The financial services industry is facing another year of uncertainty but there will be opportunities for it to become the master of its own destiny, Mike Taylor writes.
2016 has proven to be another year of moderate progress mixed with uncertainty for the Australian financial services an industry.
Because of the outcome of the Federal Election — the Government's waifer-thin majority in the House of Representatives and its lack of a majority in the Senate — the development and implementation of financial services policy has become even more of a guessing game than it was in the previous Parliament.
The only certainty for financial planners stems from the largely bi-partisan support for increasing educational and professional standards. By comparison, significant question marks continue to hang over a range of other issues including superannuation and, to some degree, the legislation underpinning the Life Insurance Framework (LIF).
For the time being, at least, the clamour for a Royal Commission into the financial services industry appears to have died down but that relative silence will only last until the next "scandal" involving a bank, an insurer, a superannuation fund or a dealer group. Indeed, the one certainty for the industry as it moves into 2017 is that it still represents a ready-made target for negative media stories.
It is in these circumstances that those urging the industry to speak with one voice are correct.
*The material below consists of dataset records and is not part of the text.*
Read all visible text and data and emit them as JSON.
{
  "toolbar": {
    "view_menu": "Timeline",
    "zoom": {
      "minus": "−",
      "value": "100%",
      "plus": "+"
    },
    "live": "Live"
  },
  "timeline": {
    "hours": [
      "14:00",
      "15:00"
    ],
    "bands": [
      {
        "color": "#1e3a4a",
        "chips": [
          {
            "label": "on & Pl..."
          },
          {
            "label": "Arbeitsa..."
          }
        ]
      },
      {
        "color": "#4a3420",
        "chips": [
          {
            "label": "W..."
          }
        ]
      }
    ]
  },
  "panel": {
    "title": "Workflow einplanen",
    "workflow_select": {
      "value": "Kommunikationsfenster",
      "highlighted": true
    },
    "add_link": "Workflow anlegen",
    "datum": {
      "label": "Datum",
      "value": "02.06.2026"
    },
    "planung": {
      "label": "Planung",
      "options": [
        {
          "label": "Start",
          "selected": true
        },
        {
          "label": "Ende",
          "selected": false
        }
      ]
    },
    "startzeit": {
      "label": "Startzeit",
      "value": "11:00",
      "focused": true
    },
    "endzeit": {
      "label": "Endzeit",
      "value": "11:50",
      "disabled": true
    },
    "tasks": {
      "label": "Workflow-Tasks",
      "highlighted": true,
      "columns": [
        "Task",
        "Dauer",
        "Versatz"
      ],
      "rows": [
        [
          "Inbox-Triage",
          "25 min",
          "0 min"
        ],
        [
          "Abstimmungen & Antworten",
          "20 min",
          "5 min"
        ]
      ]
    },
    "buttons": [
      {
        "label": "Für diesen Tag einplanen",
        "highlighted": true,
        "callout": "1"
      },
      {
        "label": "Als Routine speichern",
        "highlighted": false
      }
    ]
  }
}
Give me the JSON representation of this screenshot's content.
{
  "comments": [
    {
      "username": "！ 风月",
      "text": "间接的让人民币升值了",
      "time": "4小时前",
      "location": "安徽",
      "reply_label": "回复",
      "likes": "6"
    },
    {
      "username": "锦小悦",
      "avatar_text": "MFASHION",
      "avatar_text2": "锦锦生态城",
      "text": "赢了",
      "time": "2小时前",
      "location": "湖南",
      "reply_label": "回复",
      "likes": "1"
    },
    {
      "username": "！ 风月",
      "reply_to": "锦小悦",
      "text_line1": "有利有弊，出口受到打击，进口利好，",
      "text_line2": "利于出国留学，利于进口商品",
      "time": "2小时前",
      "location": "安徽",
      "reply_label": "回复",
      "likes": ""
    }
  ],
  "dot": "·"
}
The major groups representing the financial planning industry would do well to carefully avoid the appearance of division and disunity and instead coalesce around the policy issues that matter most to planners.
There are already signs of the major superannuation groups coalescing around key policy issues, with the Financial Services Council (FSC) reaching out to the industry funds groups and others to form the insurance industry working group and, continuing disagreements around issues such as default funds aside, more cooperation around key policy issues is likely.
Moving forward, it is clear from the Government's legislative and regulatory proposals around the educational and professional standards that organisations such as the Financial Planning Association (FPA) and the Association of Financial Advisers (AFA) will need to substantially change the nature of their relationships with their members.
In circumstances where the professional associations will be expected to act as the disciplinary arms of the new Professional Standards Body, they will need to have in place the disciplinary structures necessary to deal with recalcitrant members and a willingness to use those structures.
Some would say this is precisely what is needed to make financial planning a fully-fledged profession, but experience in other fields including medicine and the law suggests that structures can only offer limited success if underlying culture cannot be fundamentally changed.
The message from the Government throughout the year has been clear — it is prepared to allow the financial services industry to find its own solutions such as those developed via the LIF and those now being pursued via the superannuation industry's insurance working group, but failure to do so will give rise to Government intervention.
It is in the nature of minority Governments or those with waifer-thin majorities that they focus on the primary Budget and electoral issues first, and deal with other matters later. Objectively, financial services policy is a second-rank issue for the Turnbull Government but one that it cannot afford to ignore.
In those circumstances, the financial services industry will need to be fully focused on achieving its key agenda items in 2017 or face the risk of having to endure another round of unsatisfactory outcomes.
This is the last print edition of Money Management for 2016. We wish all our readers a Merry Christmas and a safe and prosperous 2017. Our first print edition will return in February, 2017.